Fonterra is front and centre of food industry conversation at the moment, but the challenges confronting the dairy giant are not exclusive to it, but are an epidemic of chronic status that threatens to be fatal to both the industry and the nation. Unfortunately it has become critical at a time when those in charge of the patient lack both the intellect and the surgical skill to perform the necessary lifesaving procedures.
We shouldn’t be surprised if the Chinese and other customers of New Zealand food products are less than excited by the revelation that the Ministry of Primary Industries’ review of analysis of the contaminant in Fonterra’s whey protein concentrate found it to be harmless to consumers. The issue that has not been dismissed by the latest development in this crisis is that Fonterra not only found contaminants in one of its products, but that it proceeded to supply that contaminated products to other producers as a food ingredient.
There is a cider boom in the hospo sector right now, but does anybody have any idea what cider actually is. As it stands, cider can be made from anything that has a tenuous link to fruit juice, and as such the bull cider market is a perfect allegory of New Zealand’s food industry. We make money while the sun shines on light, fruity, alcohol beverages masquerading as cider, but for those who are concerned with the healthy commerce incorporated in the craft of cider, either as drinkers, producers or hospo providers we are on a fast track to disaster.
The newly passed GCSB bill will allow the spy agency to intercept communications from a specified “class” of New Zealanders, one the Prime Ministers deems to be a threat to the security of the nation. As more revelations of Fonterra’s mismanagement of its food safety standards increase the erosion of our international reputation as food producers could dairy farmers and their representatives be such a class? Could the whole food industry, from farm to restaurant, be classified in this way?
Being the best is often cited by restaurateurs as their raison d’être, but it is doubtful whether that best is a global best, or just a better-than-the-competition wish. The problem we have with our cuisine is that it has been based on an idea that sophistication is imported, and so we have developed a culinary culture that is nothing more than a copycat of what happens in other food cultures, and as a copycat, by definition it can never be truly the best.
The decision by Ngapuhi to support the maintenance of New Zealanders’ rights to gather wild seafood is a sign that the natives are troubled. In rejecting the Ministry of Primary Industries’ attempt to apply the quota system to recreational fishing, Te Iwi a Runanga o Ngapuhi are putting our food culture above their own vested interest in commercial fishing and taking a stand against the industrialisation of local food culture that has been eroding our social and economic health for 130 years.

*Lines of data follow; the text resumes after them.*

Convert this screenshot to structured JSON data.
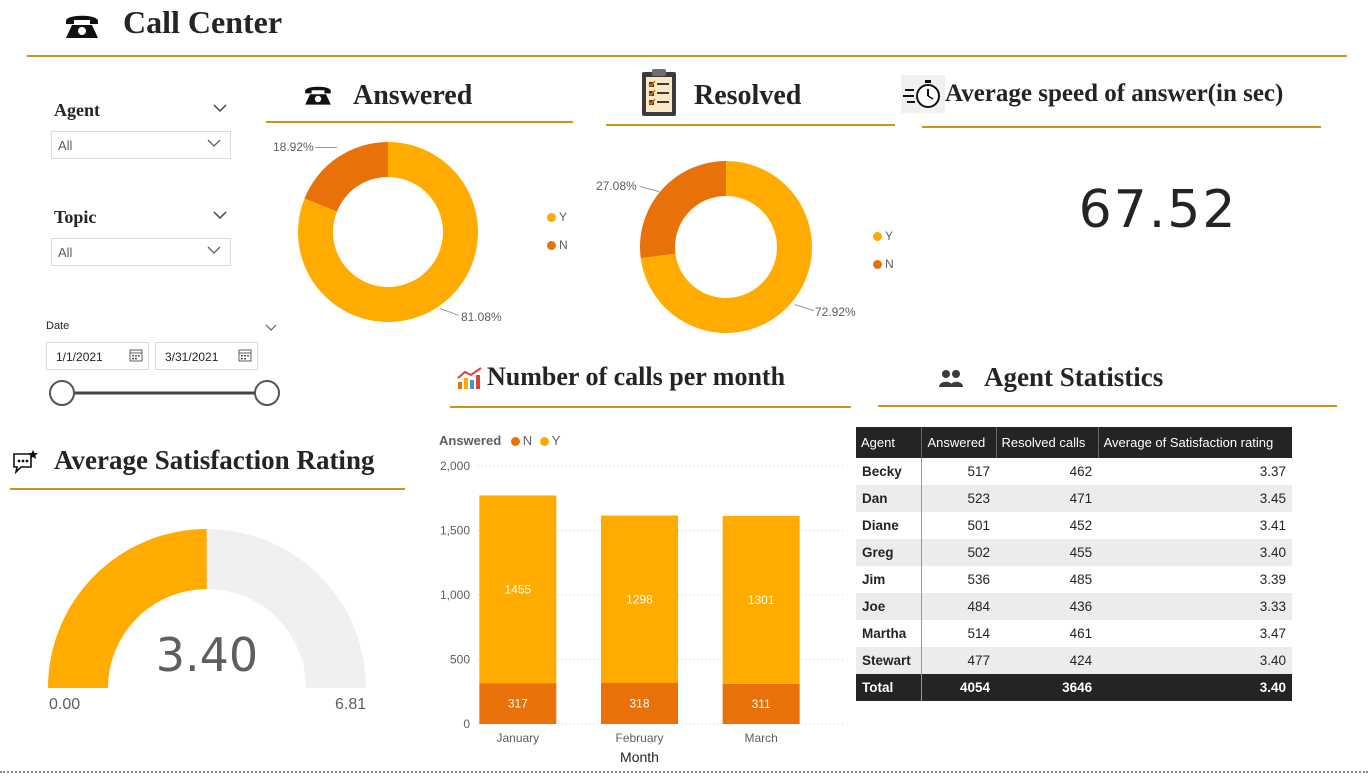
{
  "header": {
    "title": "Call Center",
    "icon": "telephone-icon"
  },
  "filters": {
    "agent": {
      "label": "Agent",
      "value": "All"
    },
    "topic": {
      "label": "Topic",
      "value": "All"
    },
    "date": {
      "label": "Date",
      "start": "1/1/2021",
      "end": "3/31/2021"
    }
  },
  "answered": {
    "title": "Answered",
    "icon": "telephone-icon",
    "legend": [
      "Y",
      "N"
    ],
    "slices": [
      {
        "name": "Y",
        "label": "81.08%",
        "value": 81.08,
        "color": "#ffab00"
      },
      {
        "name": "N",
        "label": "18.92%",
        "value": 18.92,
        "color": "#e8710a"
      }
    ]
  },
  "resolved": {
    "title": "Resolved",
    "icon": "clipboard-checklist-icon",
    "legend": [
      "Y",
      "N"
    ],
    "slices": [
      {
        "name": "Y",
        "label": "72.92%",
        "value": 72.92,
        "color": "#ffab00"
      },
      {
        "name": "N",
        "label": "27.08%",
        "value": 27.08,
        "color": "#e8710a"
      }
    ]
  },
  "speed": {
    "title": "Average speed of answer(in sec)",
    "value": "67.52",
    "icon": "stopwatch-icon"
  },
  "satisfaction": {
    "title": "Average Satisfaction Rating",
    "icon": "chat-rating-icon",
    "value": "3.40",
    "min": "0.00",
    "max": "6.81",
    "level": 3.4,
    "range_max": 6.81
  },
  "calls": {
    "title": "Number of calls per month",
    "icon": "line-chart-icon"
  },
  "chart_data": {
    "type": "bar",
    "stacked": true,
    "title": "Number of calls per month",
    "xlabel": "Month",
    "ylabel": "",
    "legend_title": "Answered",
    "legend": [
      "N",
      "Y"
    ],
    "categories": [
      "January",
      "February",
      "March"
    ],
    "series": [
      {
        "name": "N",
        "values": [
          317,
          318,
          311
        ],
        "color": "#e8710a"
      },
      {
        "name": "Y",
        "values": [
          1455,
          1298,
          1301
        ],
        "color": "#ffab00"
      }
    ],
    "ylim": [
      0,
      2000
    ],
    "yticks": [
      "0",
      "500",
      "1,000",
      "1,500",
      "2,000"
    ],
    "ytick_values": [
      0,
      500,
      1000,
      1500,
      2000
    ],
    "grid": true
  },
  "agents": {
    "title": "Agent Statistics",
    "icon": "people-icon",
    "columns": [
      "Agent",
      "Answered",
      "Resolved calls",
      "Average of Satisfaction rating"
    ],
    "rows": [
      [
        "Becky",
        "517",
        "462",
        "3.37"
      ],
      [
        "Dan",
        "523",
        "471",
        "3.45"
      ],
      [
        "Diane",
        "501",
        "452",
        "3.41"
      ],
      [
        "Greg",
        "502",
        "455",
        "3.40"
      ],
      [
        "Jim",
        "536",
        "485",
        "3.39"
      ],
      [
        "Joe",
        "484",
        "436",
        "3.33"
      ],
      [
        "Martha",
        "514",
        "461",
        "3.47"
      ],
      [
        "Stewart",
        "477",
        "424",
        "3.40"
      ]
    ],
    "total": [
      "Total",
      "4054",
      "3646",
      "3.40"
    ]
  }
}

The signs have been there for some time that cockies are far too cocky for their own good. Now that there are more pig’s ears than top milk in or export mix, it is time for the backbone of this nation to find a way to connect to the brain of said nation. The Fonterra problem is not a corporate management issue: like the meat industry problem it is down to farmers’ ignorance and their belief in their exceptionalism.
As a revolution it is a quiet one, but no less profound because of that. The decision by Beef + Lamb New Zealand to support country of origin labelling is a dramatic shift in attitude for our major primary industries, one not yet supported by the dairy sector, or by our grocery trade at large. But if it becomes the tipping point for honest food labelling in this country our supermarkets will never be the same again.
Oxford University really did get the mainstream media excited by its “research” findings that professional wine judges did not have the ability to identify the most expensive wines in their taste trials. Otherwise august publications around the globe, many of which run regular columns of opinion from the very experts they ridicule, published the results with obvious relish, revealing a distinct irony failure on their own part.
The Coke advertisements proclaiming their noble citizenship are large and red, but set against Reader’s Digest’s annual ‘most trusted brands’ fete they are less convincing than the giant beverage company would have hoped. Coca-Cola is probably the most recognised global food brand, but the real challenge facing the American commercial emblem and a host of other huge food brands is not recognition but integrity: the ultimate purchase question being, “do I trust this stuff enough to put it in my body?”
I went to a pub the other day, and while I was not shocked by the experience, the bad smell, slack service, poor beer and general poverty of the place, I was surprised that it was still operating, that the residual non-service culture of 50 years ago continues. While I often joke about how bad pubs were, the fact is that most of them still are, and their complete demise will be good news, not just for our reputation when tourists stumble on them by mistake, but for the whole hospo community.
Seventy years after the US Army began research into a war-on-food strategy and the scene of the most bitter defeat in US history, Vietnam, is the setting for a remarkable reversal. This time the attack on Vietnam’s food industry and culture has been achieved by stealth rather than the massive herbicide bombardments by military aircraft initiated in 1963, with the announcement that McDonald’s has opened its first outlet in Vietnam.